• _EXERCISE_:
Using the entries that follow, state how many lines contain "icon", with no other words.

══════════════════════════════

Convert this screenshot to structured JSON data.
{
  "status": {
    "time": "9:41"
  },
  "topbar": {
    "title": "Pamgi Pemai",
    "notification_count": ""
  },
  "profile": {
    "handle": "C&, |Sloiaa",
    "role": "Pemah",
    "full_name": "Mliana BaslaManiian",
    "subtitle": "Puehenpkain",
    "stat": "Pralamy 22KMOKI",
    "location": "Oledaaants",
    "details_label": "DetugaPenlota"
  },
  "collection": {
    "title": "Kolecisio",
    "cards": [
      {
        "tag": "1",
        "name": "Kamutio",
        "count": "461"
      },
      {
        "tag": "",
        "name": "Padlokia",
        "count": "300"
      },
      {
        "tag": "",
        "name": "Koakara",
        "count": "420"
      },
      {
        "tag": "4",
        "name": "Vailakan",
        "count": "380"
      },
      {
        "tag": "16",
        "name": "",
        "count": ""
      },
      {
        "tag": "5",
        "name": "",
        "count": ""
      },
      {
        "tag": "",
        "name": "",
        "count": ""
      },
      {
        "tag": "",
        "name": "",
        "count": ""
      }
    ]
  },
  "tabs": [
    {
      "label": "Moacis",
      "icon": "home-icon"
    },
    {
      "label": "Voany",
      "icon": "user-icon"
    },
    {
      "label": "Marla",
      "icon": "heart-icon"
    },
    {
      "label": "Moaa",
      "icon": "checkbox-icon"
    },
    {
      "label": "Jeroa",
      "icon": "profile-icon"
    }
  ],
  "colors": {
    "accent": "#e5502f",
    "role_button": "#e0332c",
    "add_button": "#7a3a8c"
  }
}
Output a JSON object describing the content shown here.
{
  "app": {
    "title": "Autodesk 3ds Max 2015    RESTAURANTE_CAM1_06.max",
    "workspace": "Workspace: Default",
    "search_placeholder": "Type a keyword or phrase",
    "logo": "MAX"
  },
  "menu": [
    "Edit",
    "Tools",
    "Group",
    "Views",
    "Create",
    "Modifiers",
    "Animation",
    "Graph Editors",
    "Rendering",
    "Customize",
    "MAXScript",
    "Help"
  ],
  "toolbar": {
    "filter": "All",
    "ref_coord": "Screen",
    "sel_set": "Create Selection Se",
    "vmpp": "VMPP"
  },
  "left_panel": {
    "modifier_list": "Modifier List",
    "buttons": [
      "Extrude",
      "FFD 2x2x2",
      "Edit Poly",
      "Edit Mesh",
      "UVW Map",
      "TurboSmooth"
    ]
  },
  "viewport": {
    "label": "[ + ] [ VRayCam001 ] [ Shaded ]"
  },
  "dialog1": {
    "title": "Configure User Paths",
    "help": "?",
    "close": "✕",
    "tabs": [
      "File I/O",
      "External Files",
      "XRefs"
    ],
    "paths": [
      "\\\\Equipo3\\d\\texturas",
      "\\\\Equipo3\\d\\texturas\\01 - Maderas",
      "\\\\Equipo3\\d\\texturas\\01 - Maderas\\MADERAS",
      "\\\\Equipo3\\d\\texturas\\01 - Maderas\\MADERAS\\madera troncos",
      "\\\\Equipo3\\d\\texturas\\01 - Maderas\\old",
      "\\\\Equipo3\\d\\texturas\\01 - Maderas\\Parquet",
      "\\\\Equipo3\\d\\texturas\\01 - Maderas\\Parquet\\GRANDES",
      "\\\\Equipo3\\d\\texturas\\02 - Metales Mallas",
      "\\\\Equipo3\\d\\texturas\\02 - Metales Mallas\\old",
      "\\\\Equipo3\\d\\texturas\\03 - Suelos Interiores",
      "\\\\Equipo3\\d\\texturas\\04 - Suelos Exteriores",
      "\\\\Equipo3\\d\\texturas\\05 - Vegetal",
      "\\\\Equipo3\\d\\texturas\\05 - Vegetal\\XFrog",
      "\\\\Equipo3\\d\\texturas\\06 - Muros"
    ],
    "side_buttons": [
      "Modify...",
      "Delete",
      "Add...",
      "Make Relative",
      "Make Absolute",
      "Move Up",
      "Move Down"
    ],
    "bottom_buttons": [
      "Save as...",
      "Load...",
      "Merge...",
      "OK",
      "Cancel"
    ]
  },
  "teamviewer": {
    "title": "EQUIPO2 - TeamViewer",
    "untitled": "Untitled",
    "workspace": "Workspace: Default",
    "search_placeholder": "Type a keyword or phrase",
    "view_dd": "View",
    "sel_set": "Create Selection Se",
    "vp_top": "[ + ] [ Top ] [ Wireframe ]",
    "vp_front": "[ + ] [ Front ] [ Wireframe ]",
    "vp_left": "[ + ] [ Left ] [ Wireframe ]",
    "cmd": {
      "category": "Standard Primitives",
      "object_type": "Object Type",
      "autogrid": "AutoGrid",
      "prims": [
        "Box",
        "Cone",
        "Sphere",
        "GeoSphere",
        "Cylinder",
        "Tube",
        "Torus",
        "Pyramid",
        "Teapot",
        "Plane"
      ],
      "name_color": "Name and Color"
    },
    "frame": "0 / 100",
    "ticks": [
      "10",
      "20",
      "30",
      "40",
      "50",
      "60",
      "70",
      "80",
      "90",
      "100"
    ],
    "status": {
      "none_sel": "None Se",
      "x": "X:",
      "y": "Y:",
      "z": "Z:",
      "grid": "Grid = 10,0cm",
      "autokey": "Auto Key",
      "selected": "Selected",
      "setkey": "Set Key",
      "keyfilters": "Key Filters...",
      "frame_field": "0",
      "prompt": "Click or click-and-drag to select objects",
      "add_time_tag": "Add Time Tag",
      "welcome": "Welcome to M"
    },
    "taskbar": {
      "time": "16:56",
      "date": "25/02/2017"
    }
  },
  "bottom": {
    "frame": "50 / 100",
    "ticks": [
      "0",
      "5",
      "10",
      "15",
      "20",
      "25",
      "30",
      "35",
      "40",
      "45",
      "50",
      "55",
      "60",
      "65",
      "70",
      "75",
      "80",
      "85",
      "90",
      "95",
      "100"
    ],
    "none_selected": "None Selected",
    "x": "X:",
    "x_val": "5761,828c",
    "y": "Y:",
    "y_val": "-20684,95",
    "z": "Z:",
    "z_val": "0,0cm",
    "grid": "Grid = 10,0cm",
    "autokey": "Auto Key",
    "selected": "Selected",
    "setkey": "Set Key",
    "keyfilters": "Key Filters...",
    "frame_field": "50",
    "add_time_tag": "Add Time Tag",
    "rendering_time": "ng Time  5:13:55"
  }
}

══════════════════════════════

• _TASK SOLUTION_:
5